An "alternate" climate summit organised by the well-known once-hippie community of Christiania here ran into trouble early on Tuesday when activists clashed with police, leading to 210 arrests. Police used dogs, batons, teargas, flash bombs and water cannons to disperse the activists.
The clash occurred at an overnight debate organised by the NGO Climate Justice Action. The organisers claimed that around midnight, police surrounded a bar where the debate was taking place, and set off teargas canisters all around.
Some of the speakers had been sharply critical of the Dec 7-18 UN climate summit going on here.
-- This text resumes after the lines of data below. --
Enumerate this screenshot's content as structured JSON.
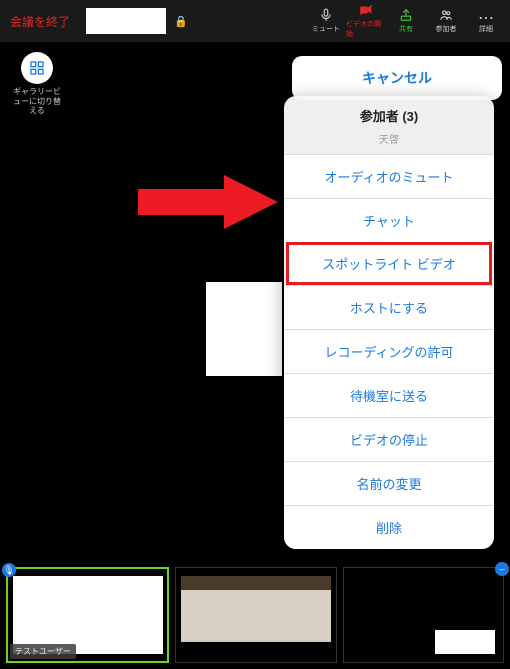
{
  "topbar": {
    "leave": "会議を終了",
    "items": {
      "mute": "ミュート",
      "video": "ビデオの開始",
      "share": "共有",
      "participants": "参加者",
      "more": "詳細"
    }
  },
  "gallery_toggle": "ギャラリービューに切り替える",
  "sheet": {
    "title": "参加者 (3)",
    "sub": "天啓",
    "items": [
      "オーディオのミュート",
      "チャット",
      "スポットライト ビデオ",
      "ホストにする",
      "レコーディングの許可",
      "待機室に送る",
      "ビデオの停止",
      "名前の変更",
      "削除"
    ],
    "highlight_index": 2,
    "cancel": "キャンセル"
  },
  "filmstrip": {
    "active_index": 0,
    "thumbs": [
      {
        "name": "テストユーザー"
      },
      {
        "name": ""
      },
      {
        "name": ""
      }
    ],
    "left_badge": "🎙",
    "right_badge": "–"
  }
}
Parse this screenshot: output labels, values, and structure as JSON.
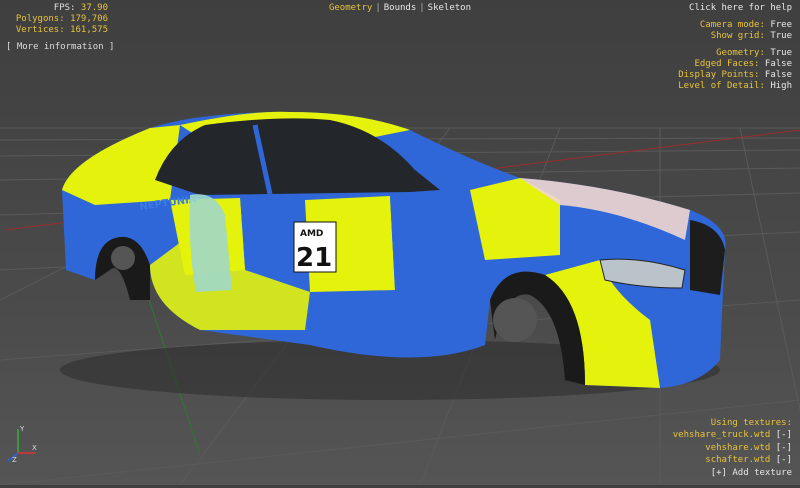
{
  "stats": {
    "fps_label": "FPS:",
    "fps_value": "37.90",
    "polygons_label": "Polygons:",
    "polygons_value": "179,706",
    "vertices_label": "Vertices:",
    "vertices_value": "161,575",
    "more_info": "[ More information ]"
  },
  "tabs": {
    "geometry": "Geometry",
    "bounds": "Bounds",
    "skeleton": "Skeleton",
    "separator": "|"
  },
  "help_link": "Click here for help",
  "settings": [
    {
      "label": "Camera mode:",
      "value": "Free"
    },
    {
      "label": "Show grid:",
      "value": "True"
    },
    {
      "label": "Geometry:",
      "value": "True"
    },
    {
      "label": "Edged Faces:",
      "value": "False"
    },
    {
      "label": "Display Points:",
      "value": "False"
    },
    {
      "label": "Level of Detail:",
      "value": "High"
    }
  ],
  "textures": {
    "header": "Using textures:",
    "items": [
      {
        "name": "vehshare_truck.wtd",
        "toggle": "[-]"
      },
      {
        "name": "vehshare.wtd",
        "toggle": "[-]"
      },
      {
        "name": "schafter.wtd",
        "toggle": "[-]"
      }
    ],
    "add": "[+] Add texture"
  },
  "car_livery": {
    "sponsor": "AMD",
    "number": "21",
    "door_text": "NEPTUNIA",
    "colors": {
      "body_blue": "#2f67d8",
      "body_yellow": "#e4f20c",
      "glass": "#23262b"
    }
  },
  "axes": {
    "x": "X",
    "y": "Y",
    "z": "Z"
  }
}
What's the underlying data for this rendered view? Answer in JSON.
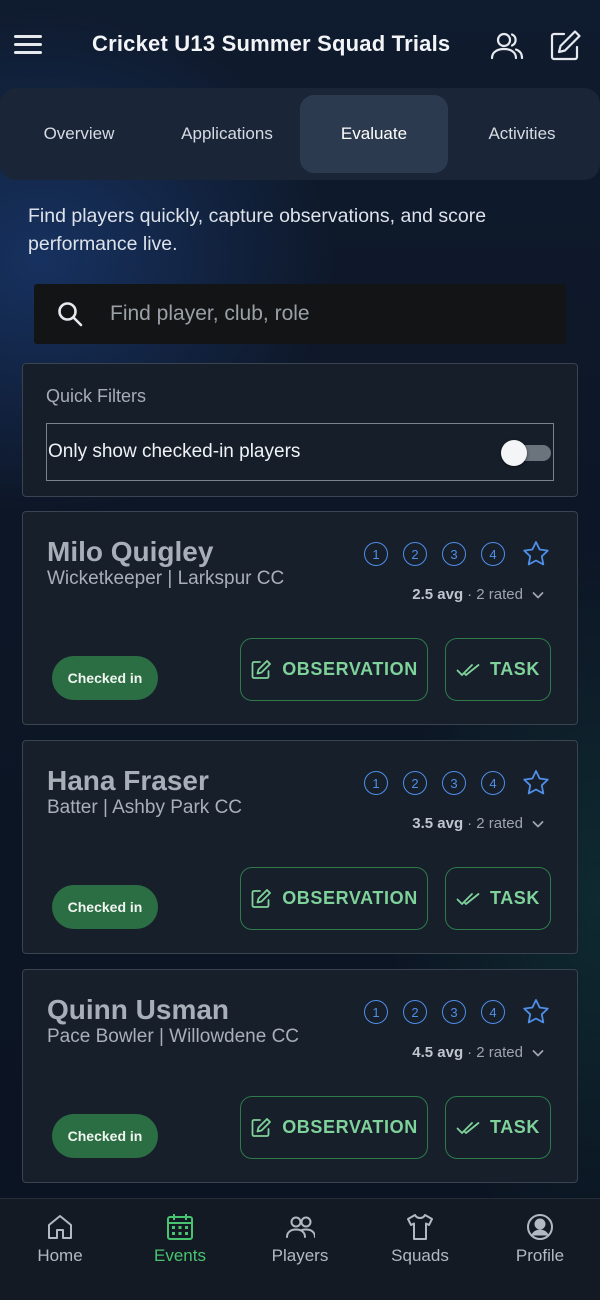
{
  "header": {
    "title": "Cricket U13 Summer Squad Trials",
    "menu_icon": "hamburger-menu-icon",
    "team_icon": "people-icon",
    "edit_icon": "edit-square-icon"
  },
  "tabs": [
    {
      "label": "Overview"
    },
    {
      "label": "Applications"
    },
    {
      "label": "Evaluate",
      "active": true
    },
    {
      "label": "Activities"
    }
  ],
  "intro": "Find players quickly, capture observations, and score performance live.",
  "search": {
    "placeholder": "Find player, club, role",
    "value": ""
  },
  "filters": {
    "title": "Quick Filters",
    "checked_in_label": "Only show checked-in players",
    "checked_in_enabled": false
  },
  "players": [
    {
      "name": "Milo Quigley",
      "role_club": "Wicketkeeper | Larkspur CC",
      "ratings": [
        "1",
        "2",
        "3",
        "4"
      ],
      "avg": "2.5 avg",
      "rated": "· 2 rated",
      "status": "Checked in",
      "observation_label": "OBSERVATION",
      "task_label": "TASK"
    },
    {
      "name": "Hana Fraser",
      "role_club": "Batter | Ashby Park CC",
      "ratings": [
        "1",
        "2",
        "3",
        "4"
      ],
      "avg": "3.5 avg",
      "rated": "· 2 rated",
      "status": "Checked in",
      "observation_label": "OBSERVATION",
      "task_label": "TASK"
    },
    {
      "name": "Quinn Usman",
      "role_club": "Pace Bowler | Willowdene CC",
      "ratings": [
        "1",
        "2",
        "3",
        "4"
      ],
      "avg": "4.5 avg",
      "rated": "· 2 rated",
      "status": "Checked in",
      "observation_label": "OBSERVATION",
      "task_label": "TASK"
    }
  ],
  "bottom_nav": [
    {
      "label": "Home",
      "icon": "home-icon"
    },
    {
      "label": "Events",
      "icon": "calendar-icon",
      "active": true
    },
    {
      "label": "Players",
      "icon": "people-icon"
    },
    {
      "label": "Squads",
      "icon": "shirt-icon"
    },
    {
      "label": "Profile",
      "icon": "profile-icon"
    }
  ],
  "colors": {
    "accent_green": "#47c46f",
    "rating_blue": "#4f8fe8",
    "badge_green": "#2c6e43"
  }
}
Many NGOs have been attending the 'alternate' summit instead, saying people had to tackle climate change on their own because governments were not going to.
Police said five of those arrested were still in custody and had been charged with attacking policemen. Police official added that the authorities intervened when protesters set fire to barricades in front of Christiania, for long a self-proclaimed free zone in the city. Police also claimed to have seized several Molotov cocktails and fireworks during a search.
Denmark introduced special legislation prior to the UN summit allowing police to hold suspects without charge for up to 12 hours.
Long-time Christiania resident Oskar Dresling, who was listening to the debate, said: "There was no reason for this attack. They think that by attacking us while we party, we'll be afraid to come out on the streets this week.
"But we will not be deterred so easily. Climate change is too important an issue to be left to governments that terrorise their own people like this."
The entire Christiania area was cordoned off for over an hour. Richard Bernard of Climate Justice Action said the arrested activists had been forced to squat on the street in the cold.
There had been a clash between police and activists last Saturday as well, leading to over 1,200 arrests, though only nine people had been charged and remained in custody Tuesday.
Christiania is a former army base, which since the 1970s has been a haven for the alternative movement in the Danish capital.